PIN-C 2015: Proceedings of the 4th Participatory Innovation Conference 2015: Reframing design, The Hague, The Netherlands, 18-20 May, 2015. :337-345
internet of things and open data
Emerging pervasive technologies such as the Internet of Things and Open Data will have severe impact on the experience, interactions and wellbeing of citizens in future smart cities. Local governments are concerned how to engage and embed citizens in the process of smart city development because without them it is difficult for governments and industrial technology providers to understand what future city is desired. We explore how prototyping methods can be used in a multi-helix approach towards a participatory domain in which multiple stakeholders collaboratively envision a desired future smart city. We adopted the different qualities of generative sessions, hackathons and design jams in our method of participatory prototyping for smart cities. Results show that participants appreciate this setting for exploration, experimentation, and making, in diverse teams with members from industry, government, university, and citizens. We will discuss issues for improvement of participatory prototyping to make it more robust for use in urban development processes.

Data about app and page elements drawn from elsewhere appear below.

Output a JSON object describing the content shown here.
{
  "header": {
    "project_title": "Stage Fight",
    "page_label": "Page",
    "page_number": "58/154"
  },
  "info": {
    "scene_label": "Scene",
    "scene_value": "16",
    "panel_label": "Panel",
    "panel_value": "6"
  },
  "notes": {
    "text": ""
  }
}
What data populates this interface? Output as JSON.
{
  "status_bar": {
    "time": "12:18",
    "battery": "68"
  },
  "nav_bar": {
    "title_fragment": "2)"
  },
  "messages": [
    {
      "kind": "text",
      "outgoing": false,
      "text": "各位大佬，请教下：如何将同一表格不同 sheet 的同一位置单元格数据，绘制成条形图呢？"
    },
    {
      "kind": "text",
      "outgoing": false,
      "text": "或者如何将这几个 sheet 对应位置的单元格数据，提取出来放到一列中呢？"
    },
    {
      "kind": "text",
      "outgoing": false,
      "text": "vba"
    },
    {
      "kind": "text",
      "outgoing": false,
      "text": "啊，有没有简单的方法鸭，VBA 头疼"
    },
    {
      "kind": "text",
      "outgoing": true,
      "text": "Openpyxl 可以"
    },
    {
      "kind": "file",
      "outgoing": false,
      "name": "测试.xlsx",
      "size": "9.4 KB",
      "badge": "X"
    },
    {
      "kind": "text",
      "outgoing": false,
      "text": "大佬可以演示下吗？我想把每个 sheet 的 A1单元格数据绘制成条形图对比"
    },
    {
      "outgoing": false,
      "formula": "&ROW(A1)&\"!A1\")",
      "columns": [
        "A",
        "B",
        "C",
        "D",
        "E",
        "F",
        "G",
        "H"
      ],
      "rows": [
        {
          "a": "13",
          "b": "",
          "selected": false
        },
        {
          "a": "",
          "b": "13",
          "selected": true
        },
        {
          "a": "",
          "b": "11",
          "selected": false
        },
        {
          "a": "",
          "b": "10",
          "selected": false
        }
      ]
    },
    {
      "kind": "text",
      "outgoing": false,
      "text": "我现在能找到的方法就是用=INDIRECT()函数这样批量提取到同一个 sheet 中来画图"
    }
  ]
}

Rachel, Miles, Hogeschool van Amsterdam, and Kenniscentrum Create-It
3D fashion design, 3D design software, Fashion design, and Digital prototyping
The short-term aim of this R&D project (financed by the Centre of Expertise Creative Industries) is to develop a virtually simulated textile database that renders 3D visual representations of these fabrics. The idea is for this database to be open source and be able to interface with 3D design applications such as those of Lectra. The textile database will include a number of different digital datasets per textile that contain information about the fabric’s drape, weight, flexibility etc., to virtually render prototypes in a 3D simulated environment. As such, in building garments via a 3D software design application, designers will be able to see how a garment changes as new textiles are applied, and how textiles behave when constructed as different garments. This will take place on 3D avatars, which may be bespoke body scans, and will allow for coordinated and precise fitting and grading.